*** Source material ***
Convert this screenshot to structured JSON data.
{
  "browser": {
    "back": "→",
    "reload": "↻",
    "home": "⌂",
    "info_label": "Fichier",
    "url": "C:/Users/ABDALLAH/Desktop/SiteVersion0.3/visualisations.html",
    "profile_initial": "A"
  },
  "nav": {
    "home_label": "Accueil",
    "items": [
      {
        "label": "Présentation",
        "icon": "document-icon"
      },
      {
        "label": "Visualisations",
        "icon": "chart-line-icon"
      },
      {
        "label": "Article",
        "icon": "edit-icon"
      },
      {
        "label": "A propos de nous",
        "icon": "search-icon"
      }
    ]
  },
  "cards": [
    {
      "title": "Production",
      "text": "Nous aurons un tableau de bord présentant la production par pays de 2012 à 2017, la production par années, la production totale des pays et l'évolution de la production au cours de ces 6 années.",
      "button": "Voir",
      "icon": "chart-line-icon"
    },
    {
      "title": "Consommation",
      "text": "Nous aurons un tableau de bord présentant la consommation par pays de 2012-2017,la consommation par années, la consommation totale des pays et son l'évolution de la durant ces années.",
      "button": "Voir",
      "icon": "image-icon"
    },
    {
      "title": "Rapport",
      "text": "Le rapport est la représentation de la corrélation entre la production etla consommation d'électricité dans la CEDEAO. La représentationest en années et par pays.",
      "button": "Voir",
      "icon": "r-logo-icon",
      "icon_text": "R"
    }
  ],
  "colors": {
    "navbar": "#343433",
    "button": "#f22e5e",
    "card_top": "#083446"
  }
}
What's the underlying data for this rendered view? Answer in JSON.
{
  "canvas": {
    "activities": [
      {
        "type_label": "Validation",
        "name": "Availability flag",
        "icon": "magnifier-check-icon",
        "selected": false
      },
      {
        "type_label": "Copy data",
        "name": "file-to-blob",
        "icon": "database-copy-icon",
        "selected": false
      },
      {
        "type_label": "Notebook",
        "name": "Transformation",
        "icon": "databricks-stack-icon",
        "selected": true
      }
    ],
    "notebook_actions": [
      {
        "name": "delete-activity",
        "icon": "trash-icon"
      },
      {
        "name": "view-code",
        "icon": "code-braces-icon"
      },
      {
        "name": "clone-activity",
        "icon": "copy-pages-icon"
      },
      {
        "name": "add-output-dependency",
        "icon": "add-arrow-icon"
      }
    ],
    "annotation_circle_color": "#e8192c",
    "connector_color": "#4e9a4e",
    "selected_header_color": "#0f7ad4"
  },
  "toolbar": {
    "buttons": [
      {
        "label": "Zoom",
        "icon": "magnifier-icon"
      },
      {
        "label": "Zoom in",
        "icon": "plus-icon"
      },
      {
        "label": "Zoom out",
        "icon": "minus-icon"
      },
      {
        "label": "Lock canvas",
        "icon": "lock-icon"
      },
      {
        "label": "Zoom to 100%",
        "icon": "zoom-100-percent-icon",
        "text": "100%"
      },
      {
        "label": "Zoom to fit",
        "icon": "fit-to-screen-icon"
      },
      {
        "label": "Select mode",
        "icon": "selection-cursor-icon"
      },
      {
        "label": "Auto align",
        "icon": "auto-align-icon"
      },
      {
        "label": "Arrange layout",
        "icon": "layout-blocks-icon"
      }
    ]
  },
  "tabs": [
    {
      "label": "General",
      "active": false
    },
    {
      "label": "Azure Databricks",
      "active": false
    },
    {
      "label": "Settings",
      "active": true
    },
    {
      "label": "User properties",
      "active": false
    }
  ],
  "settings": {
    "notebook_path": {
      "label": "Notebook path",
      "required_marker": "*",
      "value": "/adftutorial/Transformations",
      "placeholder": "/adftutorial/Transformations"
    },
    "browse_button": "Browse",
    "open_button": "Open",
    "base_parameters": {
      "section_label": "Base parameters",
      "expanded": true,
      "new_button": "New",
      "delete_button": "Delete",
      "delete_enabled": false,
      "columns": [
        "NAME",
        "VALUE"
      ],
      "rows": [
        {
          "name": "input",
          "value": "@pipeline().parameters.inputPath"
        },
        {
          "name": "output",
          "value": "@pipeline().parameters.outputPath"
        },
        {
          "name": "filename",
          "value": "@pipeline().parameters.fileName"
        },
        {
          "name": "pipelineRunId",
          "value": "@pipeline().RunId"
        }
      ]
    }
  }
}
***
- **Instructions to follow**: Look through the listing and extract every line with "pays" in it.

- **Reply to the exercise**:
      "text": "Nous aurons un tableau de bord présentant la production par pays de 2012 à 2017, la production par années, la production totale des pays et l'évolution de la production au cours de ces 6 années.",
      "text": "Nous aurons un tableau de bord présentant la consommation par pays de 2012-2017,la consommation par années, la consommation totale des pays et son l'évolution de la durant ces années.",
      "text": "Le rapport est la représentation de la corrélation entre la production etla consommation d'électricité dans la CEDEAO. La représentationest en années et par pays.",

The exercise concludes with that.